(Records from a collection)
-------------------------

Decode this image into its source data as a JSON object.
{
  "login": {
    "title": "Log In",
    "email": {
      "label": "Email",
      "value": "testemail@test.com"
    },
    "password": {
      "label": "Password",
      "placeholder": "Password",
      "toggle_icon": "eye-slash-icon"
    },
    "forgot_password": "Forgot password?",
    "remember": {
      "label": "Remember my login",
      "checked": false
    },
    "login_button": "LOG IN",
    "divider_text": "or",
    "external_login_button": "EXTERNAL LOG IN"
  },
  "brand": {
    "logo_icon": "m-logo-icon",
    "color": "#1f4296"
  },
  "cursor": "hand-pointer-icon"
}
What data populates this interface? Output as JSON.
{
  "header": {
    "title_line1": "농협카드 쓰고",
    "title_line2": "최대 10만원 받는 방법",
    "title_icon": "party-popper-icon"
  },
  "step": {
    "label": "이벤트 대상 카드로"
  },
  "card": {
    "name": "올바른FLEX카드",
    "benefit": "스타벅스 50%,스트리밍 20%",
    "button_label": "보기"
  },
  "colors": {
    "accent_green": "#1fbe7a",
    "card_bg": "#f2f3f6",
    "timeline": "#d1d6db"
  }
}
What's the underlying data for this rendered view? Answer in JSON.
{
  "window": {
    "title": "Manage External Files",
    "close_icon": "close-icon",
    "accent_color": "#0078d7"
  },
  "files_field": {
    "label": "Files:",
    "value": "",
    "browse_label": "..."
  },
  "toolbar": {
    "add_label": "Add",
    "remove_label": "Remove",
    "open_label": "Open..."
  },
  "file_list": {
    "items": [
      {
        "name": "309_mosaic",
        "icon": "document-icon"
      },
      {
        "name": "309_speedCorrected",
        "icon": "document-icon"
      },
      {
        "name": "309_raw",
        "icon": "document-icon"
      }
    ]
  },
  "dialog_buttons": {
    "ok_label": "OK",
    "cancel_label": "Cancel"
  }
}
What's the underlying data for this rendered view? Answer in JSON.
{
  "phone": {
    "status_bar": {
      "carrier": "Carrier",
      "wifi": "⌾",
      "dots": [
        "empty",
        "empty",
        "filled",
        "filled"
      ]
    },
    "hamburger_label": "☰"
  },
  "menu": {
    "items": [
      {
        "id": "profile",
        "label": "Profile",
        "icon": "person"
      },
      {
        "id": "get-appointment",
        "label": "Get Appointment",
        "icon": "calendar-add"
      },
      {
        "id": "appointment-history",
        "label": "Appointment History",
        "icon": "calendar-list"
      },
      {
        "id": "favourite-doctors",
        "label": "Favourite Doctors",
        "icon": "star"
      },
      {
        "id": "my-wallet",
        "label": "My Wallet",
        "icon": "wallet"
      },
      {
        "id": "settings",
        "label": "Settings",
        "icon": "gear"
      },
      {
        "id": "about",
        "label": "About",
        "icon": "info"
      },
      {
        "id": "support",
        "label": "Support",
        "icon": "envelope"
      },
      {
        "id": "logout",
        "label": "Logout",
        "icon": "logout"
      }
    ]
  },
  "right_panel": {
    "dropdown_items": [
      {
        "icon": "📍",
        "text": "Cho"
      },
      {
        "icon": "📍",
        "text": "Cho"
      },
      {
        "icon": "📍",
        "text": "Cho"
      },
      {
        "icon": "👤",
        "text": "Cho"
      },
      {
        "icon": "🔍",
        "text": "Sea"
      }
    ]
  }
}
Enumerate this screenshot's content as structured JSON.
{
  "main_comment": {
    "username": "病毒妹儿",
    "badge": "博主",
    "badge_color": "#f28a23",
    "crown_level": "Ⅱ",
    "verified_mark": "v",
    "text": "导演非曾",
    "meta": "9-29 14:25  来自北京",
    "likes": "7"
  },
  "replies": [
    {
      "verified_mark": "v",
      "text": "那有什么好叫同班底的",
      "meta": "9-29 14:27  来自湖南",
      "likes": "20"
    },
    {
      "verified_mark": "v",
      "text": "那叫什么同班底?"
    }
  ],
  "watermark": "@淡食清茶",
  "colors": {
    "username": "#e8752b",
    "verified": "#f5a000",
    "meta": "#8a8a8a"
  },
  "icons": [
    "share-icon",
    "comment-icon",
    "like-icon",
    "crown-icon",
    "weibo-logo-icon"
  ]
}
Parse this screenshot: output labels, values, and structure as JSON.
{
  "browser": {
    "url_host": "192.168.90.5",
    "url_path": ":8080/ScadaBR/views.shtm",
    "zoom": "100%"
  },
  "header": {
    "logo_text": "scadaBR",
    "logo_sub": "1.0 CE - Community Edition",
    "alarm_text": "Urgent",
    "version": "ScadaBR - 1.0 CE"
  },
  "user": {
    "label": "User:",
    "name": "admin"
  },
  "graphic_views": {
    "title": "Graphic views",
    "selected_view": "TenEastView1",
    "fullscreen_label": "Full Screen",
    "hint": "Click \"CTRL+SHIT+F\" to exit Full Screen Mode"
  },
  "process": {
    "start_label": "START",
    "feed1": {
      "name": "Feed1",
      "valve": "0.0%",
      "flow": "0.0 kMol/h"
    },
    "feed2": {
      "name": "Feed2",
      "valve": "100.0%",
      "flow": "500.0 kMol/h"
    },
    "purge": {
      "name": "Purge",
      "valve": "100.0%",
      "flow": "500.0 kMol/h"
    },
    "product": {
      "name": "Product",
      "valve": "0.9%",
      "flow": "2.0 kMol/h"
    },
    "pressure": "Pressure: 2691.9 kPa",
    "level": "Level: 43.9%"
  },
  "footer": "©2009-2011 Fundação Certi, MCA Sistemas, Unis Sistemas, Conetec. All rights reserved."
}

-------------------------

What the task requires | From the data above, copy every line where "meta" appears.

The completed task |
    "meta": "9-29 14:25  来自北京",
      "meta": "9-29 14:27  来自湖南",
    "meta": "#8a8a8a"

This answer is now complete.